To qualify for this loan, you just need to find someone who can support your application that has a decent credit history, owns their home (outright or mortgaged) and is 21 or over. This will allow us to process your application as a supported or endorsed application and this means that it will be a lot easier for us to find you a loan.
Guarantor loans allow someone who is likely to be refused for a traditional loan, an opportunity to borrow up to 5000, as long as they have someone else who can vouch for their application. This person will be guaranteeing that the loan will be repaid whatever the circumstances, so even if a borrower cannot repay the loan or will not repay the loan, then the guarantor will step in and ensure that the loan is repaid in full.
However, please be aware that some loan firms are purporting to offer guarantor loans to borrowers but amazingly (and we still cant get our heads around this one) they insist that the borrower must also have a decent credit history, in addition to the guarantor. Now forgive us if we have got the wrong end of the stick but isnt that the reason for a guarantor loan? If a borrower had a decent credit history then they wouldnt need a guarantor loan as they could walk into any high street branch and get approved for a loan in no time. Very odd indeed.

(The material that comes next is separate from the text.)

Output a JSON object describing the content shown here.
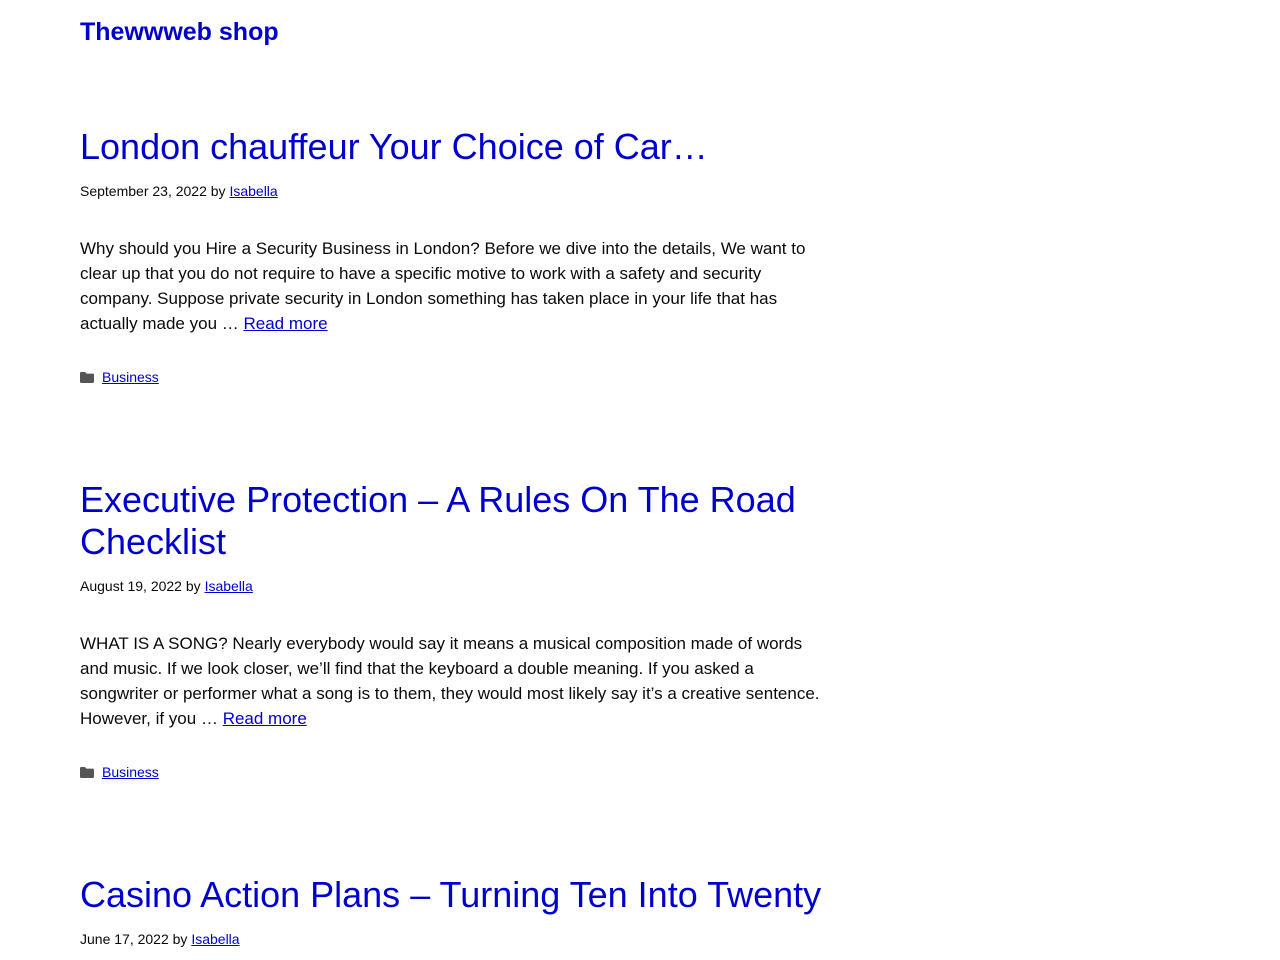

A guarantor loan is an unsecured loan which means that a lender is effectively lending someone the cash without having any security against that loan. That means that the borrower does not have a house to put up against the loan. Why should this matter you may ask yourself? Well, it means that if the borrower of an unsecured loan is unable to pay the loan back (or doesnt want to repay the loan) then the lender is going to find it very difficult to get this money back from the borrower. Yes, they could take them to court and apply a county court judgement against the borrower but it still does not mean that the lender will get repaid.